School nutritional capacity, resources and practices are associated with availability of food/beverage items in schools
University of British Columbia, School of Population and Public Health, F508-4480 Oak Street, Vancouver, BC V6H 3V4, Canada
International Journal of Behavioral Nutrition and Physical Activity 2013, 10:26 doi:10.1186/1479-5868-10-26Published: 19 February 2013
The school food environment is important to target as less healthful food and beverages are widely available at schools. This study examined whether the availability of specific food/beverage items was associated with a number of school environmental factors.

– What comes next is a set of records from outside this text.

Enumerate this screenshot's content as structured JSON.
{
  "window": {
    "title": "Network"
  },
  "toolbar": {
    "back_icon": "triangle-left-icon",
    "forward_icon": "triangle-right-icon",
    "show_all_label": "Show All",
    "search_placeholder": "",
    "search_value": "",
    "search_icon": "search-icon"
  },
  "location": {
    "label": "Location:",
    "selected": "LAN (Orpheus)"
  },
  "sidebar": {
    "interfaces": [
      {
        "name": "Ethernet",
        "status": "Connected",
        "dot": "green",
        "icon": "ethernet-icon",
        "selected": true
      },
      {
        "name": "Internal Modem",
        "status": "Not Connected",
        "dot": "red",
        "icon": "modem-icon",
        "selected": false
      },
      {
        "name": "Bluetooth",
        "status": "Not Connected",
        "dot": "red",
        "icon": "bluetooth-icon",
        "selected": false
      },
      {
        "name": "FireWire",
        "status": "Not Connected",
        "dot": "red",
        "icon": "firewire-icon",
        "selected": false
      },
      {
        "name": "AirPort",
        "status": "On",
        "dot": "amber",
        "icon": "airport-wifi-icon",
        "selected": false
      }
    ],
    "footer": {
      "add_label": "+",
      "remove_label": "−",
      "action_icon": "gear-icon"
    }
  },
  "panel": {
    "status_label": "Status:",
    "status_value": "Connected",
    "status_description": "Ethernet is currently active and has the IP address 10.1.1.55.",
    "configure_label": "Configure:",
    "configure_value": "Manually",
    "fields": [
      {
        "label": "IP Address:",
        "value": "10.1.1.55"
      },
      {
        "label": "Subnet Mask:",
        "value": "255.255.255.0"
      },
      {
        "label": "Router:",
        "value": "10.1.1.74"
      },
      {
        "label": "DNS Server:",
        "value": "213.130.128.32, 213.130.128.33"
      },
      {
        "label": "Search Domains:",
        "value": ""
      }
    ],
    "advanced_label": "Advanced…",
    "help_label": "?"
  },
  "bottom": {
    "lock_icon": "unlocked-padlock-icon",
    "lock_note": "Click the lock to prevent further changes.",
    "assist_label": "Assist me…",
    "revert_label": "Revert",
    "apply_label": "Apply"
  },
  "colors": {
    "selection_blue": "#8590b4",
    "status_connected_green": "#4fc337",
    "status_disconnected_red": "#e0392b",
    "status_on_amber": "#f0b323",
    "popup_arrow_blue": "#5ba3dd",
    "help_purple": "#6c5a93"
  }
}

Principals from elementary (n = 369) and middle/high schools (n = 118) in British Columbia (BC), Canada completed a survey measuring characteristics of the school environment. Our measurement framework integrated constructs from the Theories of Organizational Change and elements from Stillman’s Tobacco Policy Framework adapted for obesity prevention. Our measurement framework included assessment of policy institutionalization of nutritional guidelines at the district and school levels, climate, nutritional capacity and resources (nutritional resources and participation in nutritional programs), nutritional practices, and school community support for enacting stricter nutritional guidelines. We used hierarchical mixed-effects logistic regression analyses to examine associations with the availability of fruit, vegetables, pizza/hamburgers/hot dogs, chocolate candy, sugar-sweetened beverages, and french fried potatoes.
In elementary schools, fruit and vegetable availability was more likely among schools that have more nutritional resources (OR = 6.74 and 5.23, respectively). In addition, fruit availability in elementary schools was highest in schools that participated in the BC School Fruit and Vegetable Nutritional Program and the BC Milk program (OR = 4.54 and OR = 3.05, respectively). In middle/high schools, having more nutritional resources was associated with vegetable availability only (OR = 5.78). Finally, middle/high schools that have healthier nutritional practices (i.e., which align with upcoming provincial/state guidelines) were less likely to have the following food/beverage items available at school: chocolate candy (OR = .80) and sugar-sweetened beverages (OR = .76).
School nutritional capacity, resources, and practices were associated with the availability of specific food/beverage items in BC public schools. Policies targeting the school environment are increasingly being considered as one of the strategies used to address childhood obesity, as a result it is important to further understand the factors associated with the availability of specific food/beverage items at school.